The new Chevrolet Camaro ZL1 is the fastest Camaro ever. With a 580-horsepower supercharged V8, it goes from 0-to-60 miles per hour in under 4 seconds. The acceleration in the new model is unreal, but a great car is about more than just speed, right? It's about style and character. It's about how it makes you feel. And that's where the 1968 Camaro comes in. It's not going to challenge the ZL1 on the drag strip, but just look at it -- it's a classic. They definitely don't make them like that anymore.
So which one's better? The newer, faster Camaro? Or the one with a few miles on the clock? We took them for a spin to find out.
Behind the Wheel
Inside the '68 Camaro, it's clear how far we've come since it debuted. There are three sliders for the climate control, and the dash slants away from the driver, instead of toward -- pretty basic stuff. At the same time, there are some nice touches here that show that the Camaro was a special car. Check out the deeply hooded gauges, which you'll see imitated in the newer model. You've got to love the cursive Camaro name on the glove box; the new model doesn't feature that.
In the Camaro ZL1, the dashboard curves out to meet your hand, putting most controls easily within reach. The standard 7-inch touchscreen with smartphone integration gives you the technology of a luxury car. The seats have headrests and side bolsters, which definitely represent progress. Visibility is, however, much better in the older car; you can barely see out of the new one, and the new dash looks a bit generic.
Come to think of it, the old dash looked generic, too. We assume that's just the way muscle cars are. Let's call it a tie.
Pedal to the Metal
When you open up the '68 Camaro's 327-cubic-inch V8, banging through the Muncie 4-speed's trusty gears, the '60s come roaring back like they never left. Nothing today produces the primal growl of a vintage small-block V8, even one with a relatively modest 275 hp. That's a big part of any old muscle car's appeal right there -- the noise it makes when your foot's in it. Does it matter that you need about 7.5 seconds to hit 60 mph? That depends on your priorities, but a little dose of that sweet noise can go a long way.

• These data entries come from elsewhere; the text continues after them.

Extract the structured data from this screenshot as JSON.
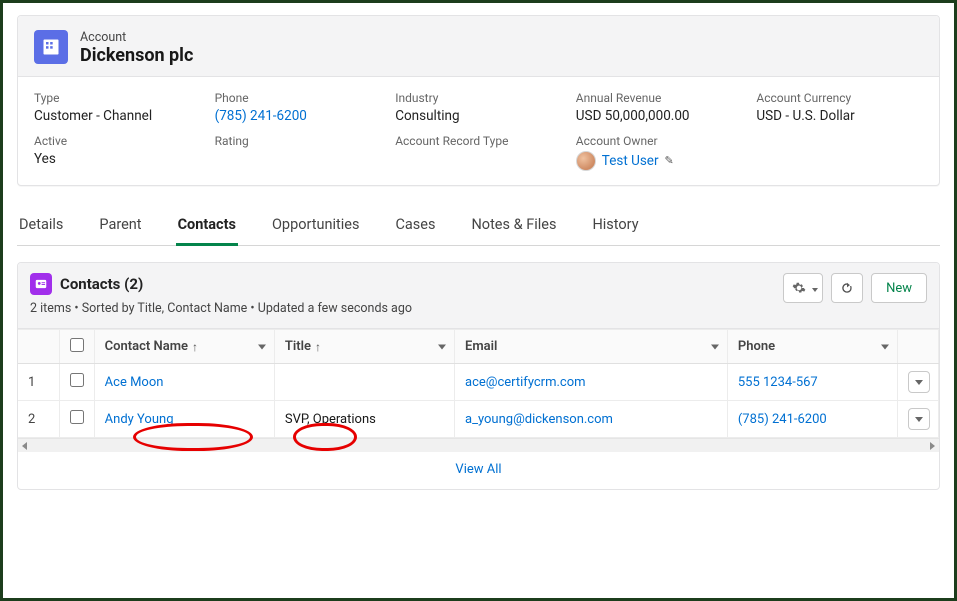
{
  "header": {
    "object_label": "Account",
    "record_name": "Dickenson plc"
  },
  "highlights": {
    "row1": [
      {
        "label": "Type",
        "value": "Customer - Channel"
      },
      {
        "label": "Phone",
        "value": "(785) 241-6200",
        "is_link": true
      },
      {
        "label": "Industry",
        "value": "Consulting"
      },
      {
        "label": "Annual Revenue",
        "value": "USD 50,000,000.00"
      },
      {
        "label": "Account Currency",
        "value": "USD - U.S. Dollar"
      }
    ],
    "row2": [
      {
        "label": "Active",
        "value": "Yes"
      },
      {
        "label": "Rating",
        "value": ""
      },
      {
        "label": "Account Record Type",
        "value": ""
      },
      {
        "label": "Account Owner",
        "owner": "Test User"
      }
    ]
  },
  "tabs": [
    "Details",
    "Parent",
    "Contacts",
    "Opportunities",
    "Cases",
    "Notes & Files",
    "History"
  ],
  "active_tab_index": 2,
  "contacts_list": {
    "title": "Contacts (2)",
    "subtitle": "2 items • Sorted by Title, Contact Name • Updated a few seconds ago",
    "new_button": "New",
    "columns": {
      "name": "Contact Name",
      "title": "Title",
      "email": "Email",
      "phone": "Phone"
    },
    "sort_arrow_glyph": "↑",
    "rows": [
      {
        "num": "1",
        "name": "Ace Moon",
        "title": "",
        "email": "ace@certifycrm.com",
        "phone": "555 1234-567"
      },
      {
        "num": "2",
        "name": "Andy Young",
        "title": "SVP, Operations",
        "email": "a_young@dickenson.com",
        "phone": "(785) 241-6200"
      }
    ],
    "view_all": "View All"
  }
}
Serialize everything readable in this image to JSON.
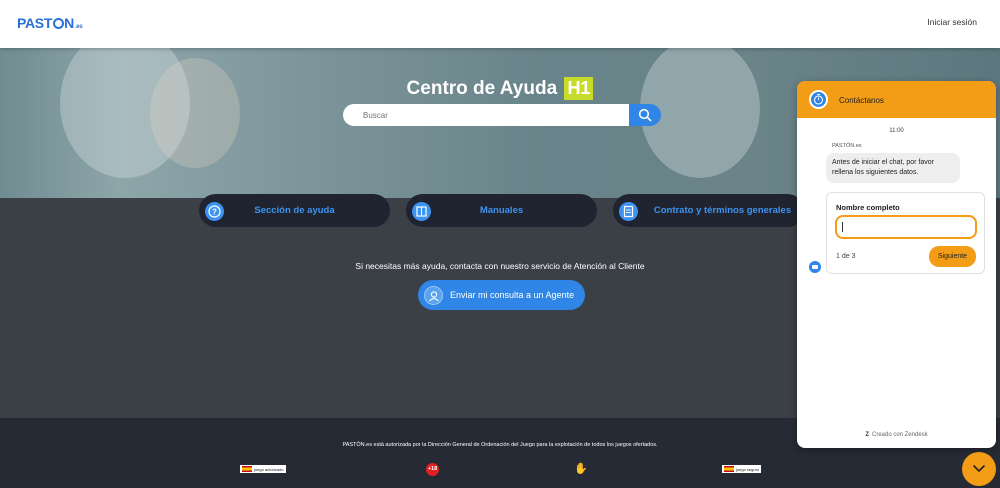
{
  "header": {
    "logo_text": "PASTÓN",
    "logo_pre": "PAST",
    "logo_post": "N",
    "logo_tld": ".es",
    "login_label": "Iniciar sesión"
  },
  "hero": {
    "title": "Centro de Ayuda",
    "badge": "H1",
    "search_placeholder": "Buscar"
  },
  "cards": [
    {
      "label": "Sección de ayuda",
      "icon": "question-icon"
    },
    {
      "label": "Manuales",
      "icon": "book-icon"
    },
    {
      "label": "Contrato y términos generales",
      "icon": "document-icon"
    }
  ],
  "help": {
    "text": "Si necesitas más ayuda, contacta con nuestro servicio de Atención al Cliente",
    "agent_button": "Enviar mi consulta a un Agente"
  },
  "footer": {
    "text": "PASTÓN.es está autorizada por la Dirección General de Ordenación del Juego para la explotación de todos los juegos ofertados.",
    "badge_autorizado": "juego autorizado",
    "badge_age": "+18",
    "badge_seguro": "juego seguro"
  },
  "chat": {
    "title": "Contáctanos",
    "time": "11:00",
    "sender": "PASTÓN.es",
    "message": "Antes de iniciar el chat, por favor rellena los siguientes datos.",
    "field_label": "Nombre completo",
    "field_value": "",
    "step": "1 de 3",
    "next_button": "Siguiente",
    "powered_by": "Creado con Zendesk"
  },
  "colors": {
    "brand_blue": "#2f86e6",
    "accent_orange": "#f39c16",
    "badge_lime": "#c7dc2a"
  }
}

The ZL1, on the other hand, is a rocket ship. It's so fast we're not even sure it should be legal. Thanks to 376 cu in, a supercharger and a few decades of progress, the ZL1's V8 makes more than twice the power of the old 327. It's like having your own personal teleporter -- any time you want to get away, just squeeze the gas and you're gone. And it sounds darn good, too.
So who has the advantage? We're going to have to say the new model wins this category.
Which Is Better?
We need to talk about styling before we're done. Not to spoil the surprise, but this category definitely favors the old guy. The first-generation Chevrolet Camaro is a real icon of automotive design, from its beautifully blunt nose to those gorgeous hips running from the driver's door all the way to the tail. It's one of the prettiest things Chevy has ever made. The new model tries to match those hips, but it's somehow not convincing. The partially concealed headlights aren't as cool as the big round ones on the original model. Don't get us wrong: The new car's a head-turner, but the '68 Camaro is a classic for a reason.
Then there's price. A 327 in great shape will set you back about $25,000-$30,000, but let's say you want to step up to the more powerful SS. If you find a nice 396, which make anywhere from 325 hp to 375 hp, you're looking at maybe $50,000-$60,000. Now we're getting up near a new ZL1, which costs about $55,000. The ZL1 also comes with a warranty, by the way; for the old model, your wallet's the warranty.
So which would you rather own -- a piece of automotive history or one of the fastest cars in the world? We would probably grab a 327 plus a new Camaro SS for the same price as a ZL1. Any way you slice it, choosing between these cars is an excellent problem to have.